By: Kelly Kapowski
As a devoted “Twilight” fan, there is one question I get asked a lot: “Which songs are my personal favourites?” While I adore all of the songs from the movie, it’s hard to pick a song that stands out among the rest. There are just so many excellent tunes! But since the film’s songs are often played in the background, I thought it would be fun to share a list of my top ten favourite songs from “Twilight” so you can play them while you’re reading this. I hope you enjoy this list as much as I do!
‘Twilight’ Theme Song

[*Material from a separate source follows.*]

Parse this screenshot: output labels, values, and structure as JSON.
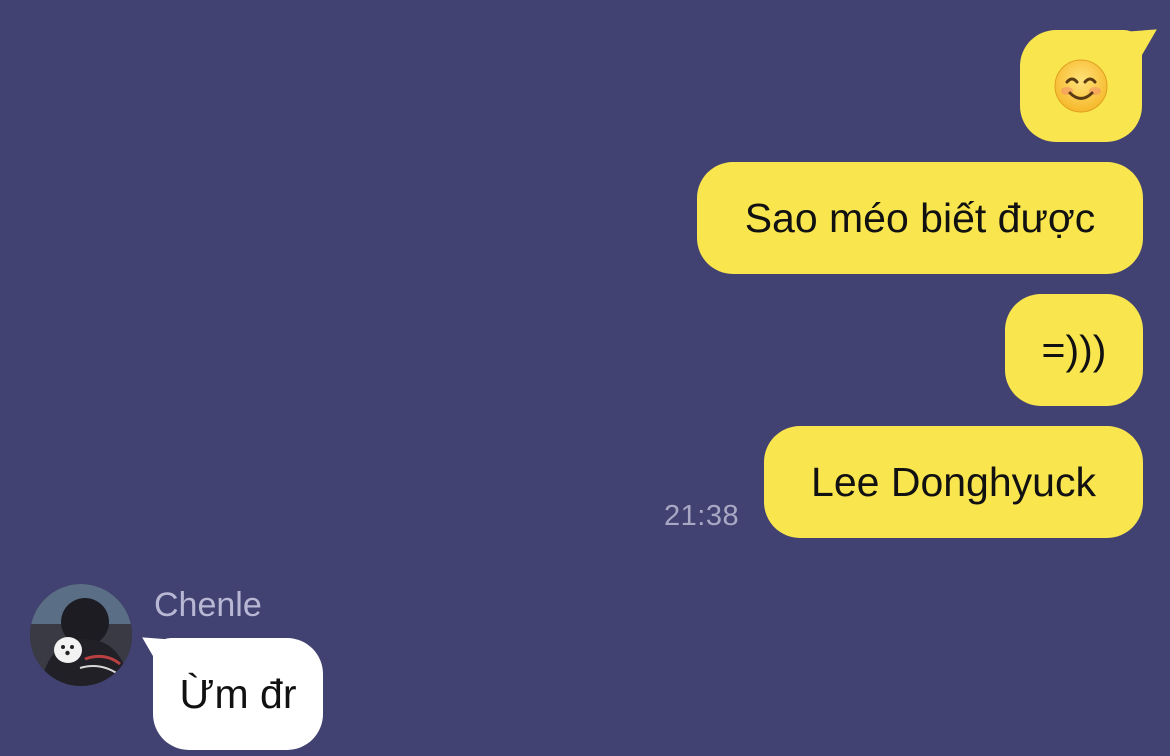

It’s difficult to put into words the emotions that are stirred up by hearing the “Twilight” theme song for the first time. As a huge fan of the book series, I was immediately captured by the music’s amazing catchiness and the melancholy melody. Hearing this song is like falling into a dream and immediately being transported back to the sunny days of fall and winter in Forks, Washington. Though the lyrics are simply “Twilight,” they mean so much more coming from the lips of actor Chris Cornell.
‘Let It Go’
One of the most iconic scenes from the movie is the transformation sequence when the wolf turns into a human being. This is quite possibly the most stunning visual that “Twilight” has to offer. Letting go of his wolf side and leaving his animal instincts behind is a metaphor for the pain Edward feels from the moment he accepts Bella’s proposal. “Let It Go” is a track that perfectly encapsulates this transformation and the agony that comes with it. The song starts out slow and emotional, and then kicks into an intense, piano-driven portion that takes your breath away.
Another beautiful song from “Twilight.” In this case, it’s not about letting go but gaining something more. When Bella becomes an honest to goodness vampire, she gains the ability to walk in the sun. One of the first scenes that comes to mind when I think about this song is Bella’s introduction to Edward’s family. She arrives at their house unexpectedly one night and is greeted by an entire clan of vampires who demand to know who she is and why she’s there. It’s definitely an “us against the world” sort of scenario as the vampires try to protect Bella from harm. In the end, it’s all thanks to Edward.
The most recent entry in the “Twilight” movie series, “Breaking Dawn – Part 2,” couldn’t be more different from the rest of the films. Instead of focusing on a struggle between good and evil, this installment looks at the repercussions of the Cullens’ decision to help humans live a peaceful life. After centuries of vampires looking down on humans, deciding to coexist is a big step for these undead creatures. The movie explores the complexities of coming to terms with what it means to be human and how it changes everything you thought you knew about vampires.
The soundtrack to “Breaking Dawn – Part 2” is filled with anthems for the human cause with songs like “New Day” and “Humanity.” The album also features a reprise of the “Twilight” theme song.
Speaking of anthems, “Aurora” is one of the best tracks on the “Twilight” soundtrack. It was written and performed by the band The Lonely Island, which also wrote and produced “Hot Line,” one of the previous entries on this list. In this case, the struggle is between good and evil in a different way: the titular Aurora represent the bright lights of the city at night, while the dark elves are a metaphor for the chaos that comes with change. The latter is also the story of “Breaking Dawn – Part 1,” which follows the same basic theme but in reverse.
What if I told you that the “Twilight” soundtrack contained two songs that are about addiction? You’d probably think I was joking, but it’s true: “Hotline,” the song that opens the soundtrack, is about an addict’s desire for drugs. Specifically, it’s about the desire to stay connected to drugs even when they’re not physically present. The song’s lyrics tell the story of a man who feels like he’s “hotline connected” to the drug culture, and how he remains in contact with his dealer, who is constantly on the phone with him, even though they’re not physically together. The song starts off slow and ominous, with a violin and cello that evocatively create the image of a dark, tangled web.
Another beautiful song from “Twilight,” this one from the first installment. It’s a love song, but it’s also a lament for the lost innocence of childhood. In this case, Tara becomes an all-purpose symbol of childhood trauma, depicting the damage that comes from constantly being around dangerous adults. The titular character was originally based on singer and actress Elisabeth Schwarzkopf, who portrayed Tara in the 1966 film “Tarzan and His Perfect Mate.”
“Fellowship” was written and performed by the band The Killers, who also composed and produced the “Twilight” soundtracks. The song’s lyrics are filled with imagery relating to the novel’s key themes of struggle and triumph. It starts out slow and emotional, with vocal harmonies that provide the perfect contrast to the dark mood of the lyrics.